of a lunch check to the nearest cent. In debate about substantive issues, a detour into quibbling can
be far more threatening — it can indicate much deeper problems.
- Give Me the Bad News First
- I have good news and bad news. The bad news is that if you wait long enough, there will be some bad
news. The good news is that the good news helps us deal with the bad news. And it helps a lot more if
we get the bad news first.
- Wishful Significance: I
- When things don't work out, and we investigate why, we sometimes attribute our misfortune to "wishful
thinking." In this part of our exploration of wishful thinking we examine how we arrive at mistaken
assessments of the significance of what we see, hear, or learn.
- Call in the Right Expert
- When solving a problem is beyond us, we turn to experts, but sometimes we turn to the wrong experts.
That can make the problem even worse. Why? How does this happen? What can we do about it?
- Missing the Obvious: I
- At times, when the unexpected occurs, we recognize with hindsight that the unexpected could have been
expected. How do we miss the obvious? What's happening when we do?
Forthcoming issues of Point Lookout
- Coming January 29: Higher-Velocity Problem Definition
- Typical approaches to shortening time-to-market for new products usually involve accelerating problem solving. Accelerating problem definition can also help. Available here and by RSS on January 29.
- And on February 5: Unrecognized Bullying: I
- Much workplace bullying goes unrecognized.
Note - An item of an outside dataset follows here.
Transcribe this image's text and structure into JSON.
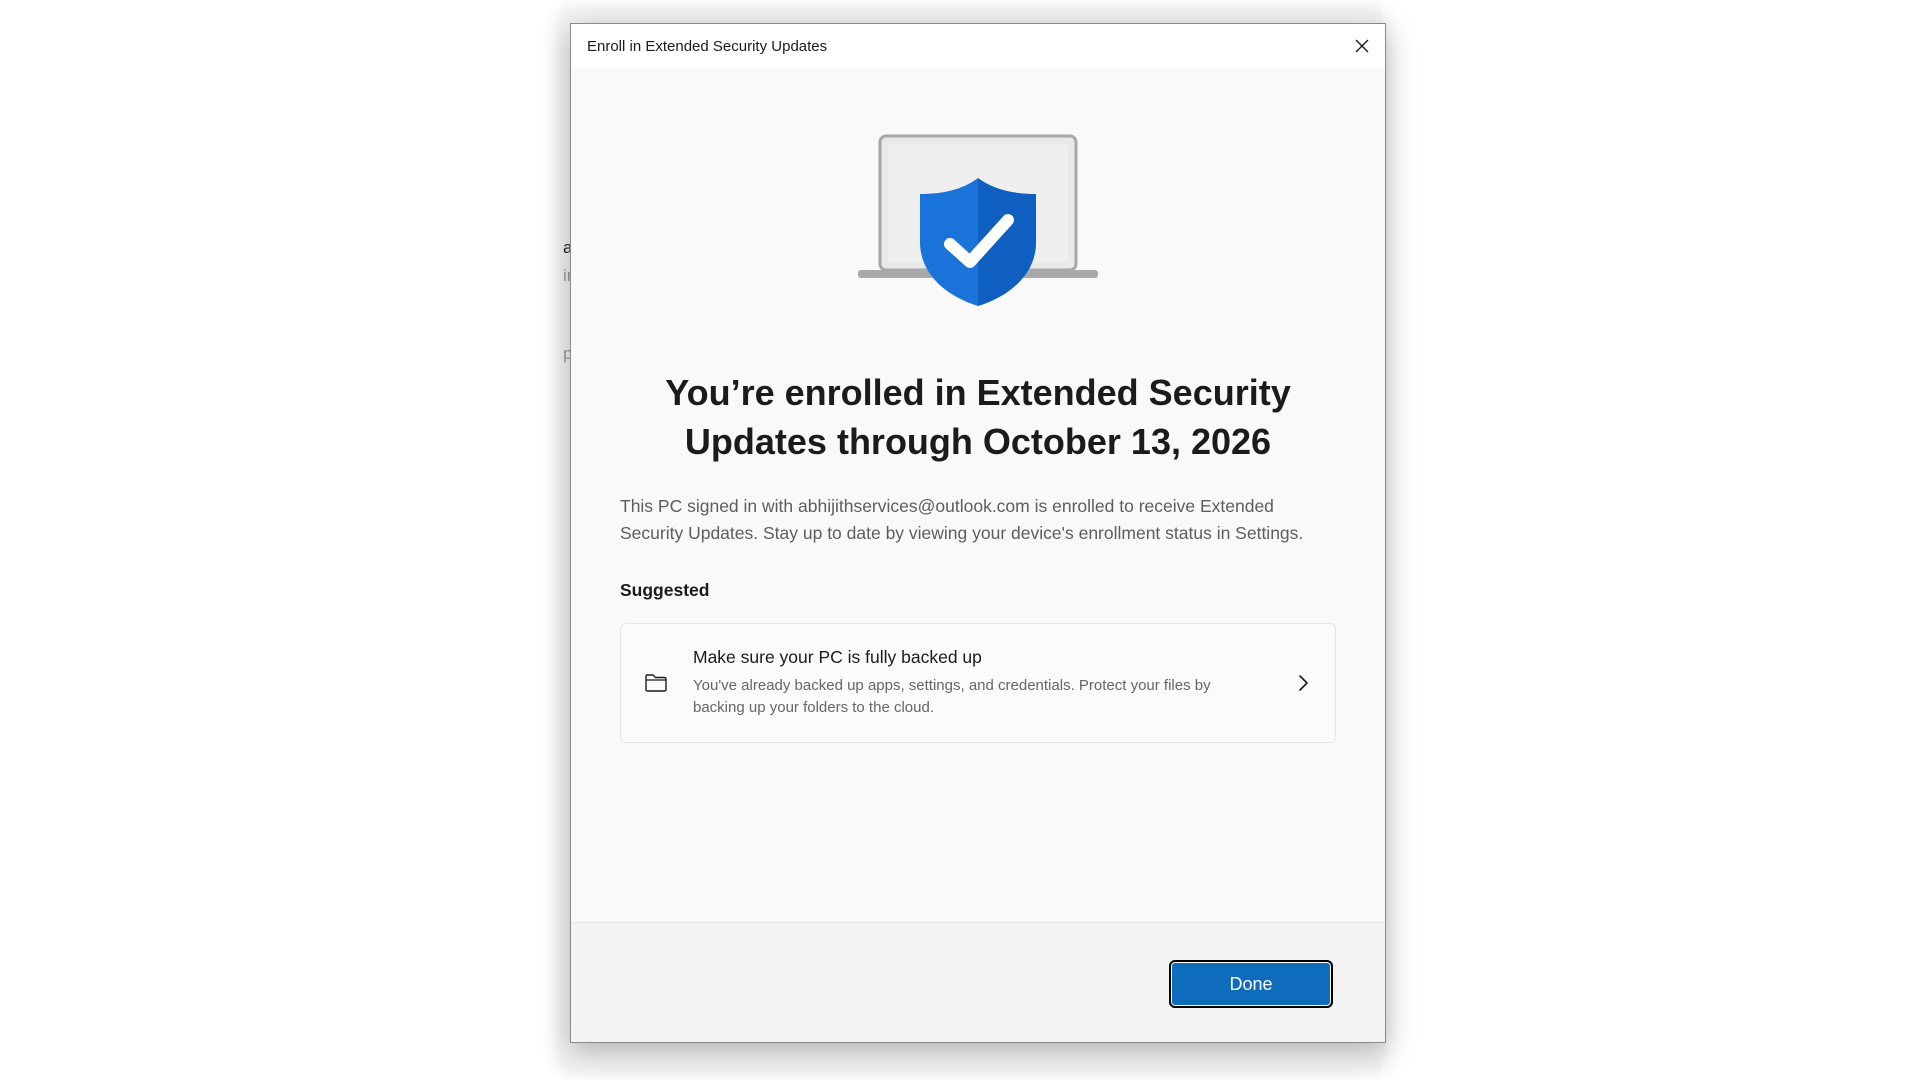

Three reasons: (a) conventional definitions of bullying exclude much actual bullying; (b) perpetrators cleverly evade detection; and (c) cognitive biases skew our perceptions so we don't see bullying as bullying. Available here and by RSS on February 5.
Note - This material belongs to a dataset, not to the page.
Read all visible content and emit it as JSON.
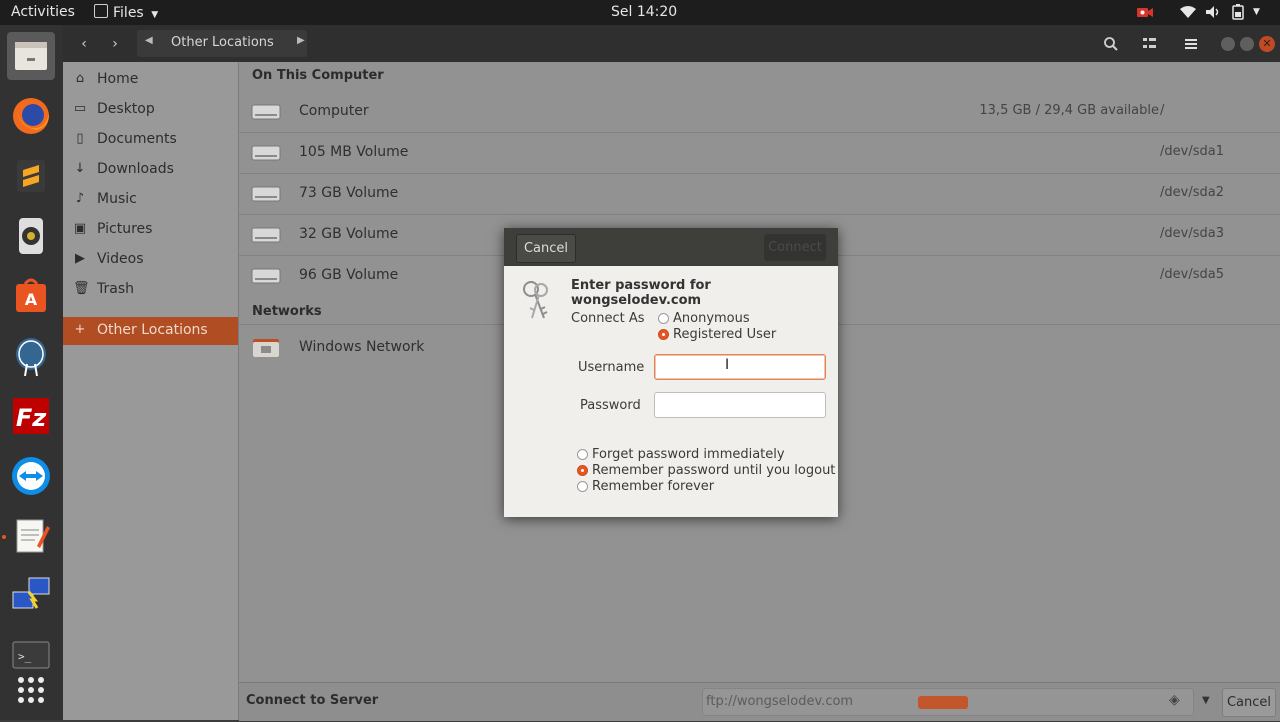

I offer email and telephone coaching at both corporate and individual rates. Contact Rick for details at rbrenmhXARWRMUvVyOdHlner@ChacxgDmtwOKrxnripPCoCanyon.com or (650) 787-6475, or toll-free in the continental US at (866) 378-5470.
Get the ebook!
Past issues of Point Lookout are available in six ebooks:
- Get 2001-2 in Geese Don't Land on Twigs (PDF, )
- Get 2003-4 in Why Dogs Wag (PDF, )
- Get 2005-6 in Loopy Things We Do (PDF, )
- Get 2007-8 in Things We Believe That Maybe Aren't So True (PDF, )
- Get 2009-10 in The Questions Not Asked (PDF, )
- Get all of the first twelve years (2001-2012) in The Collected Issues of Point Lookout (PDF, )
Are you a writer, editor or publisher on deadline? Are you looking for an article that will get people talking and get compliments flying your way? You can have 500 words in your inbox in one hour. License any article from this Web site. More info
- The Power Affect: How We Express Our Personal Power
Many people who possess real organizational power have a characteristic demeanor. It's the way they project their presence. I call this the power affect. Some people — call them power pretenders — adopt the power affect well before they attain significant organizational power. Unfortunately for their colleagues, and for their organizations, power pretenders can attain organizational power out of proportion to their merit or abilities. Understanding the power affect is therefore important for anyone who aims to attain power, or anyone who works with power pretenders. Read more about this program.